He touted the popular Whitefish brew as a symbol of value-added agriculture. The large crowd, many merely curious about this Democratic novice in a Republican stronghold, nodded enthusiastic approval, even though it was 10 a.m. and no beer flowed.
The next week, Schweitzer greeted farmers in Arabic at a Great Falls grain elevator, blasting incumbent Sen. Conrad Burns for referring to Arabs as "ragheads." Soon after Burns' comment made the newspapers last winter, Pakistan cancelled a huge U.S. wheat shipment and placed an order with Australia instead, Schweitzer said. "Sen. Burns, stop insulting my customers!" he demanded, noting that Egypt is America's biggest wheat customer.
Was Pakistan's cancelled wheat order a coincidence? Hard to say, Schweitzer said, and that's not the point anyway. "If your grocery store manager calls you names, you'll soon be shopping elsewhere, won't you?" he said.
The result was yet another whopper media day for the third-generation Montana farmer, who raises wheat, cattle, mint, beets and dill in Flathead and Rosebud counties.
The following week, Schweitzer dumped $47,000 in bills and coins in front of an amused Helena press corps, representing donations Burns has received from tobacco lobbyists. Burns is the Senate's sixth-leading recipient of tobacco money. Schweitzer pledged to accept none. "This is not Missouri," Schweitzer said, referring to Burns' native state. "We don't grow tobacco in Montana."
Running full-tilt 17 months before the 2000 election, Schweitzer has focused on rural Montana, Burns' domain, which is reeling from low commodity prices. He's created a buzz among leading Montana Democrats, who say that Schweitzer is the hottest statewide Democrat in two decades.
Schweitzer had been politically mute while serving on Montana's five-member Farm Service Agency Committee, which oversees county USDA offices, for the past six years. As a politically appointed civil servant, he had been restricted from politicking. After resigning in March, he's come out swinging.
Schweitzer is particularly critical of Republican farm policy, which he says has favored large corporations over family farms. Schweitzer said that the vertical integration of a small number of companies - such as the Big Three meatpackers, Monsanto and its patented seeds, and the hog-raising conglomerates - represents the antithesis of family-based agriculture.
He sounds like a Northern Plains populist, but Schweitzer has international credentials, having consulted on farming and irrigation projects around the world. During one stint in Saudi Arabia, where he learned to speak some Arabic, he developed a prized new strain of alfalfa.
While his campaign theatrics are reminiscent of Minnesota Gov. Jesse Ventura, Schweitzer's great passion is public policy, a fact he demonstrated during a wide-ranging, four-hour interview at the large farmhouse he shares with his wife and three school-aged children.
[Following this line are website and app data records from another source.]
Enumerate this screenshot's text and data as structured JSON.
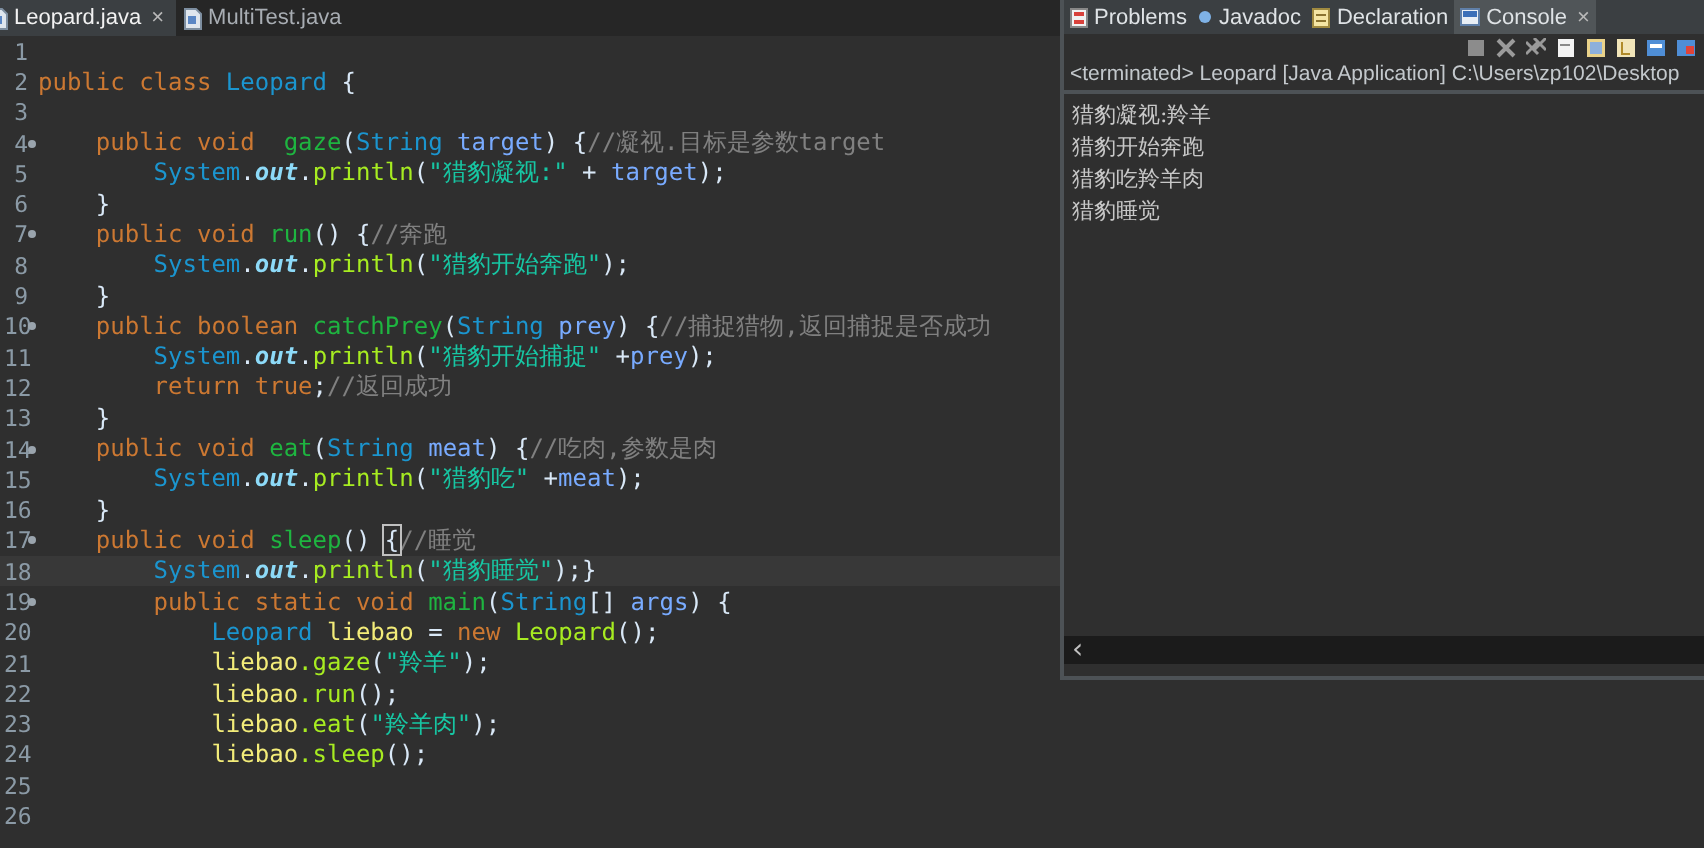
{
  "editor": {
    "tabs": [
      {
        "label": "Leopard.java",
        "selected": true,
        "close": "×"
      },
      {
        "label": "MultiTest.java",
        "selected": false
      }
    ],
    "lines": [
      {
        "number": "1",
        "fold": false,
        "current": false
      },
      {
        "number": "2",
        "fold": false,
        "current": false,
        "tokens": [
          {
            "text": "public class ",
            "kind": "kw"
          },
          {
            "text": "Leopard",
            "kind": "type"
          },
          {
            "text": " {",
            "kind": "pl"
          }
        ]
      },
      {
        "number": "3",
        "fold": false,
        "current": false
      },
      {
        "number": "4",
        "fold": true,
        "current": false,
        "tokens": [
          {
            "text": "    public void  ",
            "kind": "kw"
          },
          {
            "text": "gaze",
            "kind": "decl"
          },
          {
            "text": "(",
            "kind": "pl"
          },
          {
            "text": "String ",
            "kind": "type"
          },
          {
            "text": "target",
            "kind": "param"
          },
          {
            "text": ") {",
            "kind": "pl"
          },
          {
            "text": "//凝视.目标是参数target",
            "kind": "comment"
          }
        ]
      },
      {
        "number": "5",
        "fold": false,
        "current": false,
        "tokens": [
          {
            "text": "        System",
            "kind": "type"
          },
          {
            "text": ".",
            "kind": "pl"
          },
          {
            "text": "out",
            "kind": "field"
          },
          {
            "text": ".",
            "kind": "pl"
          },
          {
            "text": "println",
            "kind": "call"
          },
          {
            "text": "(",
            "kind": "pl"
          },
          {
            "text": "\"猎豹凝视:\"",
            "kind": "str"
          },
          {
            "text": " + ",
            "kind": "pl"
          },
          {
            "text": "target",
            "kind": "param"
          },
          {
            "text": ");",
            "kind": "pl"
          }
        ]
      },
      {
        "number": "6",
        "fold": false,
        "current": false,
        "tokens": [
          {
            "text": "    }",
            "kind": "pl"
          }
        ]
      },
      {
        "number": "7",
        "fold": true,
        "current": false,
        "tokens": [
          {
            "text": "    public void ",
            "kind": "kw"
          },
          {
            "text": "run",
            "kind": "decl"
          },
          {
            "text": "() {",
            "kind": "pl"
          },
          {
            "text": "//奔跑",
            "kind": "comment"
          }
        ]
      },
      {
        "number": "8",
        "fold": false,
        "current": false,
        "tokens": [
          {
            "text": "        System",
            "kind": "type"
          },
          {
            "text": ".",
            "kind": "pl"
          },
          {
            "text": "out",
            "kind": "field"
          },
          {
            "text": ".",
            "kind": "pl"
          },
          {
            "text": "println",
            "kind": "call"
          },
          {
            "text": "(",
            "kind": "pl"
          },
          {
            "text": "\"猎豹开始奔跑\"",
            "kind": "str"
          },
          {
            "text": ");",
            "kind": "pl"
          }
        ]
      },
      {
        "number": "9",
        "fold": false,
        "current": false,
        "tokens": [
          {
            "text": "    }",
            "kind": "pl"
          }
        ]
      },
      {
        "number": "10",
        "fold": true,
        "current": false,
        "tokens": [
          {
            "text": "    public boolean ",
            "kind": "kw"
          },
          {
            "text": "catchPrey",
            "kind": "decl"
          },
          {
            "text": "(",
            "kind": "pl"
          },
          {
            "text": "String ",
            "kind": "type"
          },
          {
            "text": "prey",
            "kind": "param"
          },
          {
            "text": ") {",
            "kind": "pl"
          },
          {
            "text": "//捕捉猎物,返回捕捉是否成功",
            "kind": "comment"
          }
        ]
      },
      {
        "number": "11",
        "fold": false,
        "current": false,
        "tokens": [
          {
            "text": "        System",
            "kind": "type"
          },
          {
            "text": ".",
            "kind": "pl"
          },
          {
            "text": "out",
            "kind": "field"
          },
          {
            "text": ".",
            "kind": "pl"
          },
          {
            "text": "println",
            "kind": "call"
          },
          {
            "text": "(",
            "kind": "pl"
          },
          {
            "text": "\"猎豹开始捕捉\"",
            "kind": "str"
          },
          {
            "text": " +",
            "kind": "pl"
          },
          {
            "text": "prey",
            "kind": "param"
          },
          {
            "text": ");",
            "kind": "pl"
          }
        ]
      },
      {
        "number": "12",
        "fold": false,
        "current": false,
        "tokens": [
          {
            "text": "        return true",
            "kind": "kw"
          },
          {
            "text": ";",
            "kind": "pl"
          },
          {
            "text": "//返回成功",
            "kind": "comment"
          }
        ]
      },
      {
        "number": "13",
        "fold": false,
        "current": false,
        "tokens": [
          {
            "text": "    }",
            "kind": "pl"
          }
        ]
      },
      {
        "number": "14",
        "fold": true,
        "current": false,
        "tokens": [
          {
            "text": "    public void ",
            "kind": "kw"
          },
          {
            "text": "eat",
            "kind": "decl"
          },
          {
            "text": "(",
            "kind": "pl"
          },
          {
            "text": "String ",
            "kind": "type"
          },
          {
            "text": "meat",
            "kind": "param"
          },
          {
            "text": ") {",
            "kind": "pl"
          },
          {
            "text": "//吃肉,参数是肉",
            "kind": "comment"
          }
        ]
      },
      {
        "number": "15",
        "fold": false,
        "current": false,
        "tokens": [
          {
            "text": "        System",
            "kind": "type"
          },
          {
            "text": ".",
            "kind": "pl"
          },
          {
            "text": "out",
            "kind": "field"
          },
          {
            "text": ".",
            "kind": "pl"
          },
          {
            "text": "println",
            "kind": "call"
          },
          {
            "text": "(",
            "kind": "pl"
          },
          {
            "text": "\"猎豹吃\"",
            "kind": "str"
          },
          {
            "text": " +",
            "kind": "pl"
          },
          {
            "text": "meat",
            "kind": "param"
          },
          {
            "text": ");",
            "kind": "pl"
          }
        ]
      },
      {
        "number": "16",
        "fold": false,
        "current": false,
        "tokens": [
          {
            "text": "    }",
            "kind": "pl"
          }
        ]
      },
      {
        "number": "17",
        "fold": true,
        "current": false,
        "tokens": [
          {
            "text": "    public void ",
            "kind": "kw"
          },
          {
            "text": "sleep",
            "kind": "decl"
          },
          {
            "text": "() ",
            "kind": "pl"
          },
          {
            "text": "{",
            "kind": "match"
          },
          {
            "text": "//睡觉",
            "kind": "comment"
          }
        ]
      },
      {
        "number": "18",
        "fold": false,
        "current": true,
        "tokens": [
          {
            "text": "        System",
            "kind": "type"
          },
          {
            "text": ".",
            "kind": "pl"
          },
          {
            "text": "out",
            "kind": "field"
          },
          {
            "text": ".",
            "kind": "pl"
          },
          {
            "text": "println",
            "kind": "call"
          },
          {
            "text": "(",
            "kind": "pl"
          },
          {
            "text": "\"猎豹睡觉\"",
            "kind": "str"
          },
          {
            "text": ");}",
            "kind": "pl"
          }
        ]
      },
      {
        "number": "19",
        "fold": true,
        "current": false,
        "tokens": [
          {
            "text": "        public static void ",
            "kind": "kw"
          },
          {
            "text": "main",
            "kind": "decl"
          },
          {
            "text": "(",
            "kind": "pl"
          },
          {
            "text": "String",
            "kind": "type"
          },
          {
            "text": "[] ",
            "kind": "pl"
          },
          {
            "text": "args",
            "kind": "param"
          },
          {
            "text": ") {",
            "kind": "pl"
          }
        ]
      },
      {
        "number": "20",
        "fold": false,
        "current": false,
        "tokens": [
          {
            "text": "            Leopard ",
            "kind": "type"
          },
          {
            "text": "liebao",
            "kind": "local"
          },
          {
            "text": " = ",
            "kind": "pl"
          },
          {
            "text": "new ",
            "kind": "kw"
          },
          {
            "text": "Leopard",
            "kind": "call"
          },
          {
            "text": "();",
            "kind": "pl"
          }
        ]
      },
      {
        "number": "21",
        "fold": false,
        "current": false,
        "tokens": [
          {
            "text": "            liebao",
            "kind": "local"
          },
          {
            "text": ".gaze",
            "kind": "call"
          },
          {
            "text": "(",
            "kind": "pl"
          },
          {
            "text": "\"羚羊\"",
            "kind": "str"
          },
          {
            "text": ");",
            "kind": "pl"
          }
        ]
      },
      {
        "number": "22",
        "fold": false,
        "current": false,
        "tokens": [
          {
            "text": "            liebao",
            "kind": "local"
          },
          {
            "text": ".run",
            "kind": "call"
          },
          {
            "text": "();",
            "kind": "pl"
          }
        ]
      },
      {
        "number": "23",
        "fold": false,
        "current": false,
        "tokens": [
          {
            "text": "            liebao",
            "kind": "local"
          },
          {
            "text": ".eat",
            "kind": "call"
          },
          {
            "text": "(",
            "kind": "pl"
          },
          {
            "text": "\"羚羊肉\"",
            "kind": "str"
          },
          {
            "text": ");",
            "kind": "pl"
          }
        ]
      },
      {
        "number": "24",
        "fold": false,
        "current": false,
        "tokens": [
          {
            "text": "            liebao",
            "kind": "local"
          },
          {
            "text": ".sleep",
            "kind": "call"
          },
          {
            "text": "();",
            "kind": "pl"
          }
        ]
      },
      {
        "number": "25",
        "fold": false,
        "current": false
      },
      {
        "number": "26",
        "fold": false,
        "current": false
      }
    ]
  },
  "console": {
    "tabs": [
      {
        "label": "Problems",
        "kind": "problems",
        "selected": false
      },
      {
        "label": "Javadoc",
        "kind": "javadoc",
        "selected": false
      },
      {
        "label": "Declaration",
        "kind": "declaration",
        "selected": false
      },
      {
        "label": "Console",
        "kind": "console",
        "selected": true,
        "close": "×"
      }
    ],
    "status": "<terminated> Leopard [Java Application] C:\\Users\\zp102\\Desktop",
    "output": [
      "猎豹凝视:羚羊",
      "猎豹开始奔跑",
      "猎豹吃羚羊肉",
      "猎豹睡觉"
    ],
    "scroll_left": "‹"
  }
}
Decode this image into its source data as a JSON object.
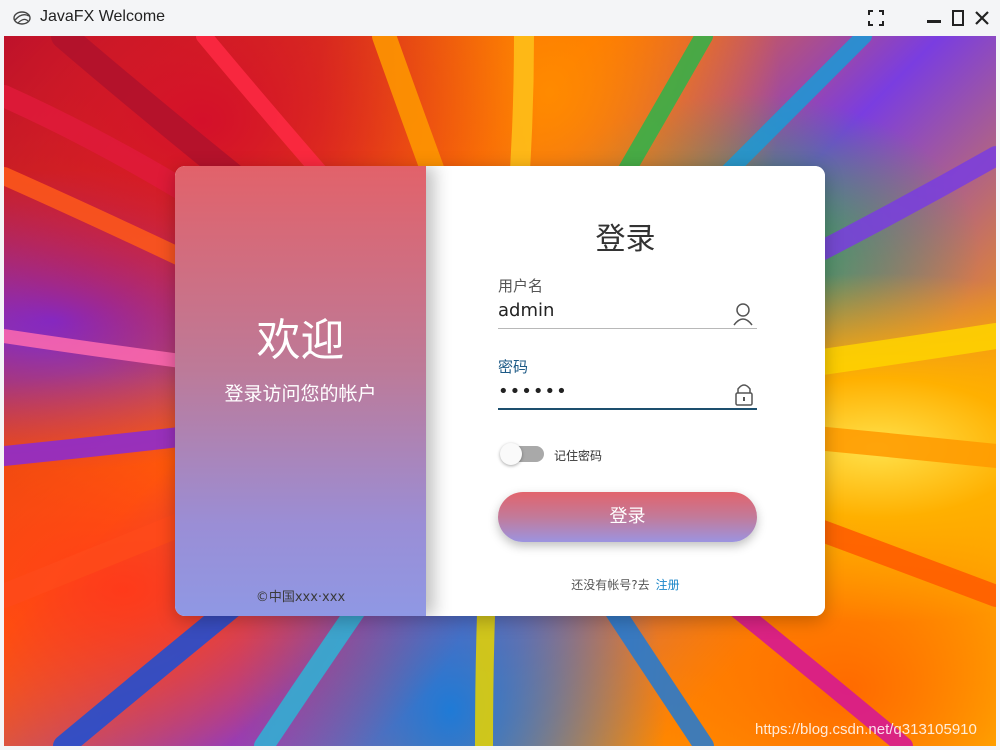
{
  "window": {
    "title": "JavaFX Welcome",
    "icons": [
      "app-icon",
      "fullscreen-icon",
      "minimize-icon",
      "maximize-icon",
      "close-icon"
    ]
  },
  "left_panel": {
    "title": "欢迎",
    "subtitle": "登录访问您的帐户",
    "copyright": "©中国xxx·xxx"
  },
  "login": {
    "title": "登录",
    "username_label": "用户名",
    "username_value": "admin",
    "password_label": "密码",
    "password_value": "••••••",
    "remember_label": "记住密码",
    "remember_checked": false,
    "submit_label": "登录",
    "register_prompt": "还没有帐号?去",
    "register_link": "注册"
  },
  "watermark": "https://blog.csdn.net/q313105910",
  "colors": {
    "gradient_top": "#e2626a",
    "gradient_bottom": "#8f98e4",
    "accent": "#1d5a86",
    "link": "#1a86c9"
  }
}
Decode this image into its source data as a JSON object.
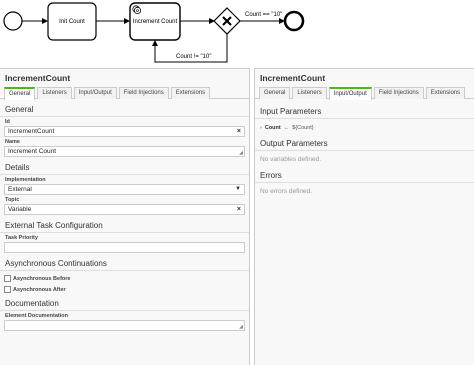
{
  "diagram": {
    "task_init": "Init Count",
    "task_increment": "Increment Count",
    "flow_yes": "Count == \"10\"",
    "flow_no": "Count != \"10\""
  },
  "left": {
    "title": "IncrementCount",
    "tabs": [
      "General",
      "Listeners",
      "Input/Output",
      "Field Injections",
      "Extensions"
    ],
    "active_tab": "General",
    "general": {
      "title": "General",
      "id_label": "Id",
      "id_value": "IncrementCount",
      "name_label": "Name",
      "name_value": "Increment Count"
    },
    "details": {
      "title": "Details",
      "impl_label": "Implementation",
      "impl_value": "External",
      "topic_label": "Topic",
      "topic_value": "Variable"
    },
    "external": {
      "title": "External Task Configuration",
      "priority_label": "Task Priority",
      "priority_value": ""
    },
    "async": {
      "title": "Asynchronous Continuations",
      "before_label": "Asynchronous Before",
      "after_label": "Asynchronous After"
    },
    "docs": {
      "title": "Documentation",
      "element_doc_label": "Element Documentation",
      "element_doc_value": ""
    }
  },
  "right": {
    "title": "IncrementCount",
    "tabs": [
      "General",
      "Listeners",
      "Input/Output",
      "Field Injections",
      "Extensions"
    ],
    "active_tab": "Input/Output",
    "input_title": "Input Parameters",
    "input_param": {
      "name": "Count",
      "arrow": "←",
      "value": "${Count}"
    },
    "output_title": "Output Parameters",
    "output_empty": "No variables defined.",
    "errors_title": "Errors",
    "errors_empty": "No errors defined."
  }
}
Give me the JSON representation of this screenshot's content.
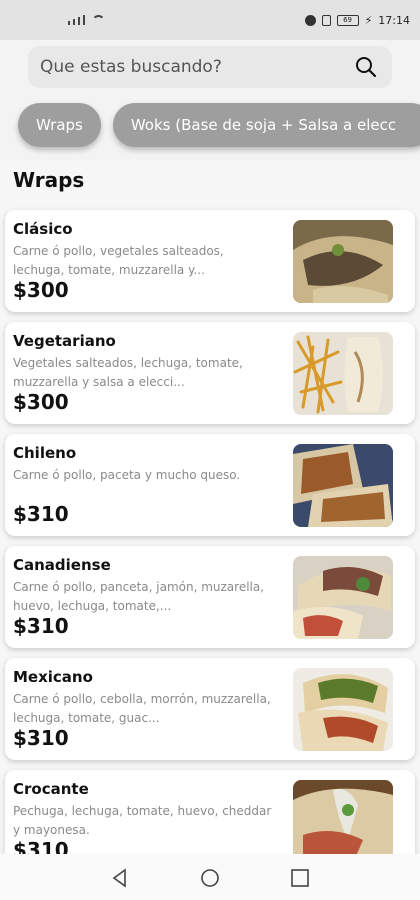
{
  "status": {
    "time": "17:14",
    "battery": "69"
  },
  "search": {
    "placeholder": "Que estas buscando?"
  },
  "categories": [
    {
      "label": "Wraps"
    },
    {
      "label": "Woks (Base de soja + Salsa a elecc"
    }
  ],
  "section": {
    "title": "Wraps"
  },
  "products": [
    {
      "name": "Clásico",
      "description": "Carne ó pollo, vegetales salteados, lechuga, tomate, muzzarella y...",
      "price": "$300",
      "image": "wrap-photo"
    },
    {
      "name": "Vegetariano",
      "description": "Vegetales salteados, lechuga, tomate, muzzarella y salsa a elecci...",
      "price": "$300",
      "image": "fries-and-wrap-photo"
    },
    {
      "name": "Chileno",
      "description": "Carne ó pollo, paceta y mucho queso.",
      "price": "$310",
      "image": "wrap-photo"
    },
    {
      "name": "Canadiense",
      "description": "Carne ó pollo, panceta, jamón, muzarella, huevo, lechuga, tomate,...",
      "price": "$310",
      "image": "wrap-photo"
    },
    {
      "name": "Mexicano",
      "description": "Carne ó pollo, cebolla, morrón, muzzarella, lechuga, tomate, guac...",
      "price": "$310",
      "image": "wrap-photo"
    },
    {
      "name": "Crocante",
      "description": "Pechuga, lechuga, tomate, huevo, cheddar y mayonesa.",
      "price": "$310",
      "image": "wrap-photo"
    }
  ],
  "colors": {
    "chip": "#9e9e9e",
    "accent_text": "#111111",
    "muted_text": "#8a8a8a"
  }
}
Schweitzer said that value-added processing of grain and timber won't be enough to pull Montana out of trouble. Among other steps, he wants the federal government to launch a high-tech university extension system, similar to the agriculture land-grant college, to provide computer services to rural communities and businesses.
Contrary to popular myth, Montana's economy and environment are intertwined, Schweitzer said. "The debate over the past 10 years has been jobs vs. the environment. The results are in, and it's clear that we're losing both."
Schweitzer said Burns has amplified the jobs vs. environment myth. "Conrad Burns is good at polarizing issues." Burns has inflamed Montana's forest debates, providing neither solutions nor a candid assessment of the problem, Schweitzer said. "We know how to do sustained-yield forestry, but the truth is we haven't practiced it yet."
Leo Giacometto, Burns' chief of staff and former director of the Montana Department of Agriculture, accused Schweitzer of negative campaigning in focusing on Burns' mistakes, such as the raghead comment, for which he had already apologized.
"Mr. Schweitzer is putting out political rhetoric, but when you look at Conrad's proven record on behalf of Montana, he stands head and shoulders above his opponents."
But Giacometto also stood behind a comment he made in 1995, when, as Montana's Agriculture director, he referred to Schweitzer as a hero for his farming innovations. "Sure, he still is a hero. He's done some outstanding things for Montana," Giacometto said of Schweitzer. "But when you compare what he has done for Montana with what Conrad has done, there's no (contest)."
Schweitzer's hot start has already accomplished one thing: it has scared off Attorney General Joe Mazurek and popular Billings mayor Chuck Tooley. Both recently announced they won't seek the Democratic nomination, despite earlier leanings in that direction.
* Steve Thompson
Steve Thompson writes from Whitefish, Montana.
You can contact ...
* Schweitzer for Senate, 317 S. Orange St., Missoula, MT 59807 (406/541-2000)